By John Russell

How the Cloud Is Falling Short for HPC

March 15, 2018

The last couple of years have seen cloud computing gradually build some legitimacy within the HPC world, but still the HPC industry lies far behind enterprise I Read more…

By Chris Downing

Russian Nuclear Engineers Caught Cryptomining on Lab Supercomputer

February 12, 2018

Nuclear scientists working at the All-Russian Research Institute of Experimental Physics (RFNC-VNIIEF) have been arrested for using lab supercomputing resources to mine crypto-currency, according to a report in Russia’s Interfax News Agency. Read more…

By Tiffany Trader

Inventor Claims to Have Solved Floating Point Error Problem

January 17, 2018

"The decades-old floating point error problem has been solved," proclaims a press release from inventor Alan Jorgensen. The computer scientist has filed for and Read more…

By Tiffany Trader

Researchers Measure Impact of ‘Meltdown’ and ‘Spectre’ Patches on HPC Workloads

January 17, 2018

Computer scientists from the Center for Computational Research, State University of New York (SUNY), University at Buffalo have examined the effect of Meltdown Read more…

By Tiffany Trader

Nvidia Responds to Google TPU Benchmarking

April 10, 2017

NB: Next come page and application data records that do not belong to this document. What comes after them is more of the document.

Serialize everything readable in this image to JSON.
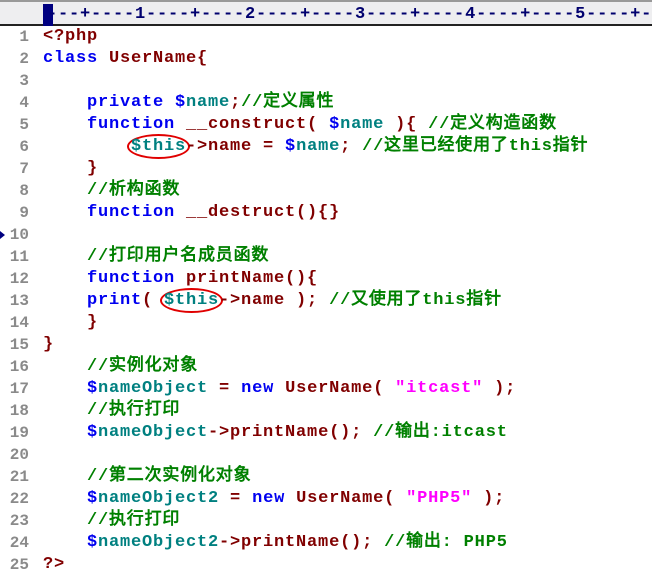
{
  "ruler": {
    "text": "---+----1----+----2----+----3----+----4----+----5----+-"
  },
  "editor": {
    "lines": [
      {
        "n": "1",
        "tokens": [
          [
            "i",
            "<?php"
          ]
        ]
      },
      {
        "n": "2",
        "tokens": [
          [
            "k",
            "class "
          ],
          [
            "i",
            "UserName{"
          ]
        ]
      },
      {
        "n": "3",
        "tokens": []
      },
      {
        "n": "4",
        "tokens": [
          [
            "k",
            "    private "
          ],
          [
            "d",
            "$"
          ],
          [
            "v",
            "name"
          ],
          [
            "i",
            ";"
          ],
          [
            "c",
            "//定义属性"
          ]
        ]
      },
      {
        "n": "5",
        "tokens": [
          [
            "k",
            "    function "
          ],
          [
            "i",
            "__construct( "
          ],
          [
            "d",
            "$"
          ],
          [
            "v",
            "name"
          ],
          [
            "i",
            " ){ "
          ],
          [
            "c",
            "//定义构造函数"
          ]
        ]
      },
      {
        "n": "6",
        "tokens": [
          [
            "i",
            "        "
          ],
          [
            "v",
            "$this",
            "circled"
          ],
          [
            "i",
            "->name = "
          ],
          [
            "d",
            "$"
          ],
          [
            "v",
            "name"
          ],
          [
            "i",
            "; "
          ],
          [
            "c",
            "//这里已经使用了this指针"
          ]
        ]
      },
      {
        "n": "7",
        "tokens": [
          [
            "i",
            "    }"
          ]
        ]
      },
      {
        "n": "8",
        "tokens": [
          [
            "c",
            "    //析构函数"
          ]
        ]
      },
      {
        "n": "9",
        "tokens": [
          [
            "k",
            "    function "
          ],
          [
            "i",
            "__destruct(){}"
          ]
        ]
      },
      {
        "n": "10",
        "tokens": [],
        "bookmark": true
      },
      {
        "n": "11",
        "tokens": [
          [
            "c",
            "    //打印用户名成员函数"
          ]
        ]
      },
      {
        "n": "12",
        "tokens": [
          [
            "k",
            "    function "
          ],
          [
            "i",
            "printName(){"
          ]
        ]
      },
      {
        "n": "13",
        "tokens": [
          [
            "k",
            "    print"
          ],
          [
            "i",
            "( "
          ],
          [
            "v",
            "$this",
            "circled"
          ],
          [
            "i",
            "->name ); "
          ],
          [
            "c",
            "//又使用了this指针"
          ]
        ]
      },
      {
        "n": "14",
        "tokens": [
          [
            "i",
            "    }"
          ]
        ]
      },
      {
        "n": "15",
        "tokens": [
          [
            "i",
            "}"
          ]
        ]
      },
      {
        "n": "16",
        "tokens": [
          [
            "c",
            "    //实例化对象"
          ]
        ]
      },
      {
        "n": "17",
        "tokens": [
          [
            "d",
            "    $"
          ],
          [
            "v",
            "nameObject"
          ],
          [
            "i",
            " = "
          ],
          [
            "k",
            "new "
          ],
          [
            "i",
            "UserName( "
          ],
          [
            "s",
            "\"itcast\""
          ],
          [
            "i",
            " );"
          ]
        ]
      },
      {
        "n": "18",
        "tokens": [
          [
            "c",
            "    //执行打印"
          ]
        ]
      },
      {
        "n": "19",
        "tokens": [
          [
            "d",
            "    $"
          ],
          [
            "v",
            "nameObject"
          ],
          [
            "i",
            "->printName(); "
          ],
          [
            "c",
            "//输出:itcast"
          ]
        ]
      },
      {
        "n": "20",
        "tokens": []
      },
      {
        "n": "21",
        "tokens": [
          [
            "c",
            "    //第二次实例化对象"
          ]
        ]
      },
      {
        "n": "22",
        "tokens": [
          [
            "d",
            "    $"
          ],
          [
            "v",
            "nameObject2"
          ],
          [
            "i",
            " = "
          ],
          [
            "k",
            "new "
          ],
          [
            "i",
            "UserName( "
          ],
          [
            "s",
            "\"PHP5\""
          ],
          [
            "i",
            " );"
          ]
        ]
      },
      {
        "n": "23",
        "tokens": [
          [
            "c",
            "    //执行打印"
          ]
        ]
      },
      {
        "n": "24",
        "tokens": [
          [
            "d",
            "    $"
          ],
          [
            "v",
            "nameObject2"
          ],
          [
            "i",
            "->printName(); "
          ],
          [
            "c",
            "//输出: PHP5"
          ]
        ]
      },
      {
        "n": "25",
        "tokens": [
          [
            "i",
            "?>"
          ]
        ]
      }
    ]
  }
}
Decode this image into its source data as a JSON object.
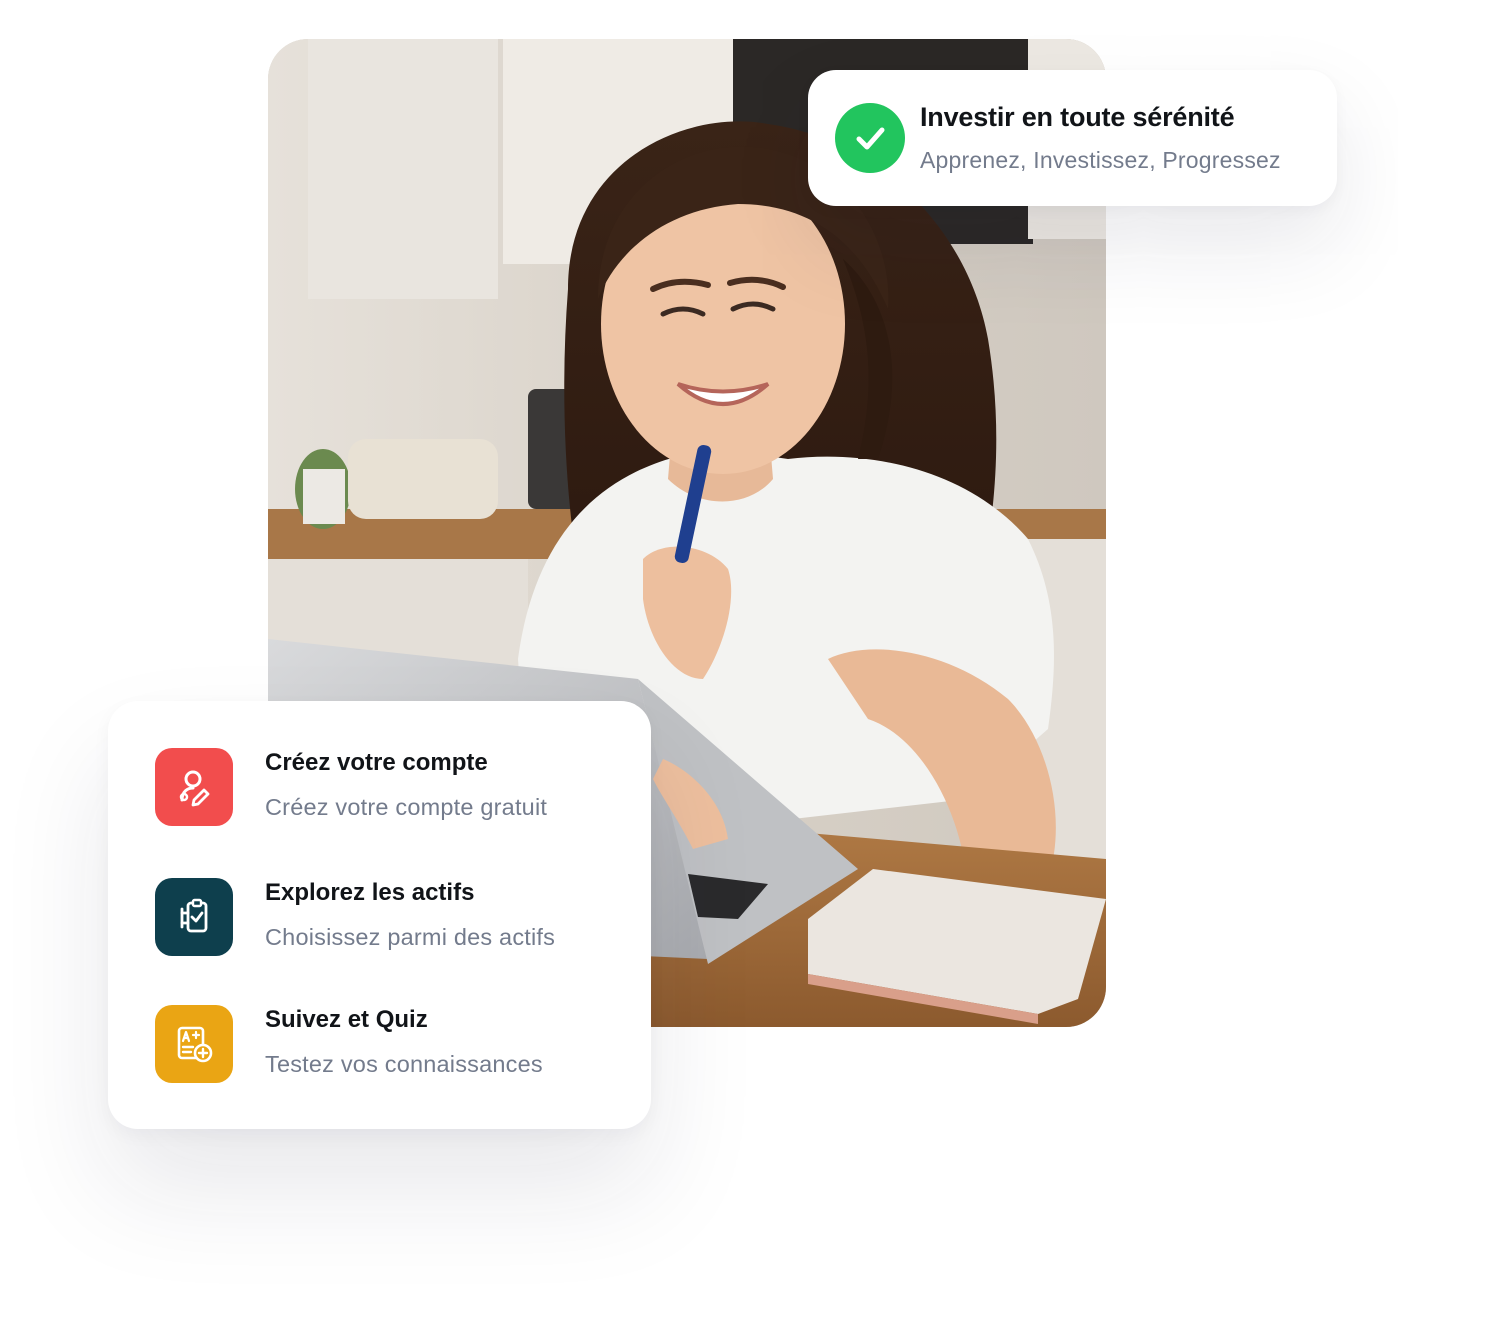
{
  "badge": {
    "icon": "check-circle-icon",
    "color": "#22c55e",
    "title": "Investir en toute sérénité",
    "subtitle": "Apprenez, Investissez, Progressez"
  },
  "photo": {
    "icon": "woman-laptop-photo"
  },
  "steps": [
    {
      "icon": "user-edit-icon",
      "color": "#f24d4d",
      "title": "Créez votre compte",
      "description": "Créez votre compte gratuit"
    },
    {
      "icon": "clipboard-check-icon",
      "color": "#0e3f4d",
      "title": "Explorez les actifs",
      "description": "Choisissez parmi des actifs"
    },
    {
      "icon": "grade-quiz-icon",
      "color": "#eaa514",
      "title": "Suivez et Quiz",
      "description": "Testez vos connaissances"
    }
  ]
}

Nvidia highlights strengths of its newest GPU silicon in response to Google's report on the performance and energy advantages of its custom tensor processor. Read more…

By Tiffany Trader

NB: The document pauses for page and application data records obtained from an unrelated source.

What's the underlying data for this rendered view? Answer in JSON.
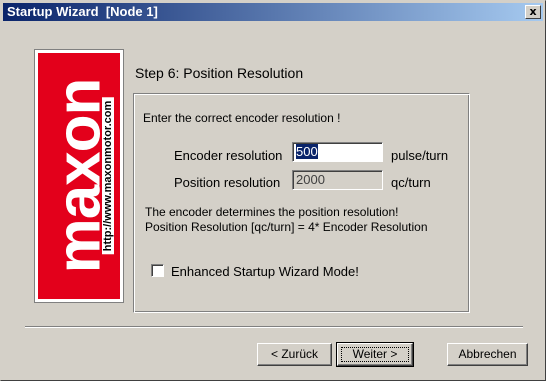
{
  "window": {
    "title": "Startup Wizard  [Node 1]",
    "close_label": "x"
  },
  "logo": {
    "brand": "maxon",
    "url": "http://www.maxonmotor.com"
  },
  "step": {
    "title": "Step 6: Position Resolution"
  },
  "group": {
    "instruction": "Enter the correct encoder resolution !",
    "encoder_label": "Encoder resolution",
    "encoder_value": "500",
    "encoder_unit": "pulse/turn",
    "position_label": "Position resolution",
    "position_value": "2000",
    "position_unit": "qc/turn",
    "note_line1": "The encoder determines the position resolution!",
    "note_line2": "Position Resolution [qc/turn] = 4* Encoder Resolution",
    "checkbox_label": "Enhanced Startup Wizard Mode!",
    "checkbox_checked": false
  },
  "buttons": {
    "back": "< Zurück",
    "next": "Weiter >",
    "cancel": "Abbrechen"
  },
  "colors": {
    "title_gradient_start": "#0a246a",
    "title_gradient_end": "#a6caf0",
    "logo_red": "#e3001b",
    "dialog_face": "#d4d0c8"
  }
}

Deep Learning at 15 PFlops Enables Training for Extreme Weather Identification at Scale

March 19, 2018

Petaflop per second deep learning training performance on the NERSC (National Energy Research Scientific Computing Center) Cori supercomputer has given climate Read more…

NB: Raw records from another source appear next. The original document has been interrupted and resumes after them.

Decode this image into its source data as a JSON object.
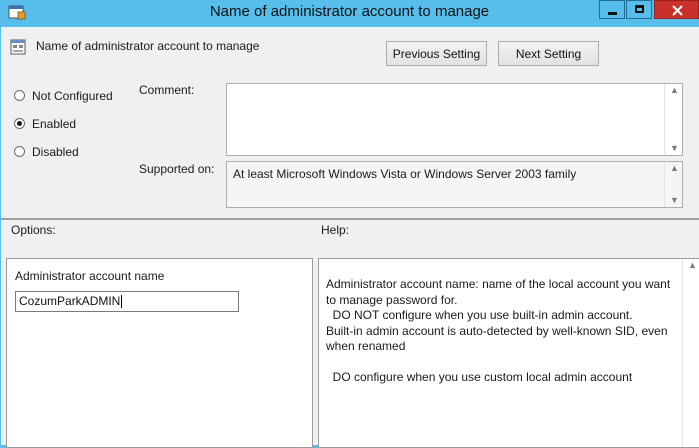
{
  "window": {
    "title": "Name of administrator account to manage",
    "accent_color": "#57bdea",
    "close_color": "#c7302b"
  },
  "header": {
    "policy_name": "Name of administrator account to manage",
    "previous_label": "Previous Setting",
    "next_label": "Next Setting"
  },
  "state": {
    "options": [
      {
        "label": "Not Configured",
        "selected": false
      },
      {
        "label": "Enabled",
        "selected": true
      },
      {
        "label": "Disabled",
        "selected": false
      }
    ]
  },
  "comment": {
    "label": "Comment:",
    "value": ""
  },
  "supported": {
    "label": "Supported on:",
    "value": "At least Microsoft Windows Vista or Windows Server 2003 family"
  },
  "options_panel": {
    "heading": "Options:",
    "field_label": "Administrator account name",
    "field_value": "CozumParkADMIN"
  },
  "help_panel": {
    "heading": "Help:",
    "lines": [
      "Administrator account name: name of the local account you want to manage password for.",
      "  DO NOT configure when you use built-in admin account.",
      "Built-in admin account is auto-detected by well-known SID, even when renamed",
      " ",
      "  DO configure when you use custom local admin account"
    ]
  },
  "icons": [
    "app-icon",
    "minimize-icon",
    "maximize-icon",
    "close-icon",
    "policy-icon",
    "scroll-up-icon",
    "scroll-down-icon"
  ]
}
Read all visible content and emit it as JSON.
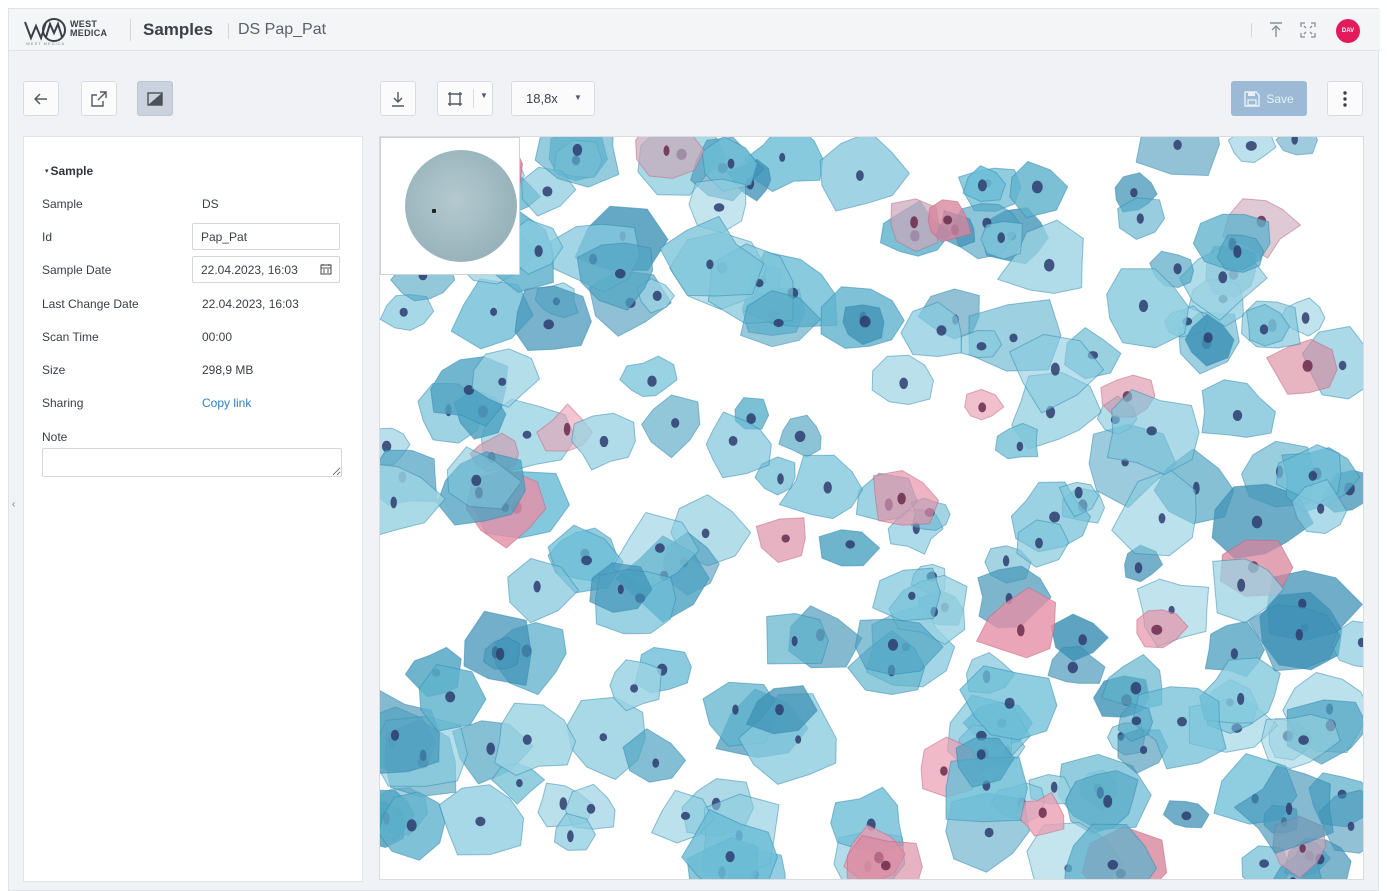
{
  "header": {
    "brand_line1": "WEST",
    "brand_line2": "MEDICA",
    "brand_sub": "WEST MEDICA",
    "breadcrumb_section": "Samples",
    "breadcrumb_item": "DS Pap_Pat",
    "avatar_initials": "DAV"
  },
  "toolbar": {
    "zoom_value": "18,8x",
    "save_label": "Save"
  },
  "sample_panel": {
    "section_title": "Sample",
    "rows": [
      {
        "label": "Sample",
        "value": "DS"
      },
      {
        "label": "Id",
        "value": "Pap_Pat"
      },
      {
        "label": "Sample Date",
        "value": "22.04.2023, 16:03"
      },
      {
        "label": "Last Change Date",
        "value": "22.04.2023, 16:03"
      },
      {
        "label": "Scan Time",
        "value": "00:00"
      },
      {
        "label": "Size",
        "value": "298,9 MB"
      },
      {
        "label": "Sharing",
        "value": "Copy link"
      }
    ],
    "note_label": "Note",
    "note_value": ""
  },
  "colors": {
    "accent_link": "#2f7fc1",
    "avatar_bg": "#e31b5c",
    "save_button_disabled": "#9cbad6",
    "cell_blue": "#5fb2cc",
    "cell_pink": "#e58fa6",
    "nucleus": "#2e3c6e"
  }
}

By Rob Farber

AI Cloud Competition Heats Up: Google’s TPUs, Amazon Building AI Chip

February 12, 2018

Competition in the white hot AI (and public cloud) market pits Google against Amazon this week, with Google offering AI hardware on its cloud platform intended Read more…

By Doug Black

Leading Solution Providers

US Plans $1.8 Billion Spend on DOE Exascale Supercomputing

April 11, 2018

On Monday, the United States Department of Energy announced its intention to procure up to three exascale supercomputers at a cost of up to $1.8 billion with th Read more…

By Tiffany Trader

Lenovo Unveils Warm Water Cooled ThinkSystem SD650 in Rampup to LRZ Install

February 22, 2018

This week Lenovo took the wraps off the ThinkSystem SD650 high-density server with third-generation direct water cooling technology developed in tandem with par Read more…

By Tiffany Trader

HPC and AI – Two Communities Same Future

January 25, 2018

According to Al Gara (Intel Fellow, Data Center Group), high performance computing and artificial intelligence will increasingly intertwine as we transition to Read more…

By Rob Farber

Google Chases Quantum Supremacy with 72-Qubit Processor

March 7, 2018

Google pulled ahead of the pack this week in the race toward "quantum supremacy," with the introduction of a new 72-qubit quantum processor called Bristlecone. Read more…

By Tiffany Trader

HPE Wins $57 Million DoD Supercomputing Contract

February 20, 2018

Hewlett Packard Enterprise (HPE) today revealed details of its massive $57 million HPC contract with the U.S. Department of Defense (DoD). The deal calls for HP Read more…

By Tiffany Trader

CFO Steps down in Executive Shuffle at Supermicro

January 31, 2018

Supermicro yesterday announced senior management shuffling including prominent departures, the completion of an audit linked to its delayed Nasdaq filings, and Read more…

By John Russell

Deep Learning Portends ‘Sea Change’ for Oil and Gas Sector

February 1, 2018

The billowing compute and data demands that spurred the oil and gas industry to be the largest commercial users of high-performance computing are now propelling Read more…

By Tiffany Trader

Nvidia Ups Hardware Game with 16-GPU DGX-2 Server and 18-Port NVSwitch

March 27, 2018

Nvidia unveiled a raft of new products from its annual technology conference in San Jose today, and despite not offering up a new chip architecture, there were still a few surprises in store for HPC hardware aficionados. Read more…

By Tiffany Trader

  • arrow
  • Click Here for More Headlines
  • arrow
Share This